Contrary to Gates's Holy Grail sentiments and to most homilies to bipartisanship, Dean Acheson tagged the practice a "magnificent fraud." As President Truman's secretary of state and thus one of its earliest practitioners, he knew of what he spoke. In a 1971 interview at the Truman Library, Acheson offered a taste of his usual rough-and-tumble candor:
The question, who is it bad for, and who is it good for, is what you ought to put your mind on. . . . No, I wouldn't be too serious about bipartisanship. It's a great myth that ought to be fostered. And don't bring too damn much scholarship to bear on it. You'll prove it out of existence if you're not careful.
The intent here is not to slaughter the sacred cow, but to reduce its high-flying levitation, thereby giving its Washington worshippers a better view of when bipartisanship might be useful and harmful—and to whom. Presidents seek bipartisanship to tamp down domestic critics and to convince foreign leaders that they cannot outlast or undermine presidential policies—as happened with Hanoi during the Vietnam War, Moscow during arms-control talks of the Cold War and the Taliban in the current war in Afghanistan.

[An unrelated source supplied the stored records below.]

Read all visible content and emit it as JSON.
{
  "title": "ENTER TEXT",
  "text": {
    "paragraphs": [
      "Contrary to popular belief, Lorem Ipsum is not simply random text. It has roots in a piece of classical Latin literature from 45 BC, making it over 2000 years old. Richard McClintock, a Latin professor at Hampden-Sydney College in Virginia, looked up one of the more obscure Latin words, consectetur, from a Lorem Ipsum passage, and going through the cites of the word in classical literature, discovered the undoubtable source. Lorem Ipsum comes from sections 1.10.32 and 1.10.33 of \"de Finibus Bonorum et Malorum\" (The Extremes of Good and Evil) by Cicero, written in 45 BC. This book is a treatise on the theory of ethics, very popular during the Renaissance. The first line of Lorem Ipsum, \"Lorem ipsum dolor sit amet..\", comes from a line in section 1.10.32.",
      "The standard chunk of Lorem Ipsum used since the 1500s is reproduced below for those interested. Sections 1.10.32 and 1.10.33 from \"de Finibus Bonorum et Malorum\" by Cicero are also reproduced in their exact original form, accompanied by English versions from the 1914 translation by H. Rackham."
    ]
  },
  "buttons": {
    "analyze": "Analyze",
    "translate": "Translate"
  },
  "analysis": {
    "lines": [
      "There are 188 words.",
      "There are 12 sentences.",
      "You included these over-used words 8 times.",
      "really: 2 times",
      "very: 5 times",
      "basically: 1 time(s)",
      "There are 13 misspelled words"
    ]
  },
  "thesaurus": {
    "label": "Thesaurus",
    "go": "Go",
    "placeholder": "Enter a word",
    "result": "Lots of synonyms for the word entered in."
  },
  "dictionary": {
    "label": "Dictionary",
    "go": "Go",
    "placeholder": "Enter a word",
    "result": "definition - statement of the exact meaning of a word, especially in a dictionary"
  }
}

But in these and many other cases, bipartisan backing at home has too often been purchased at the price of good policy abroad.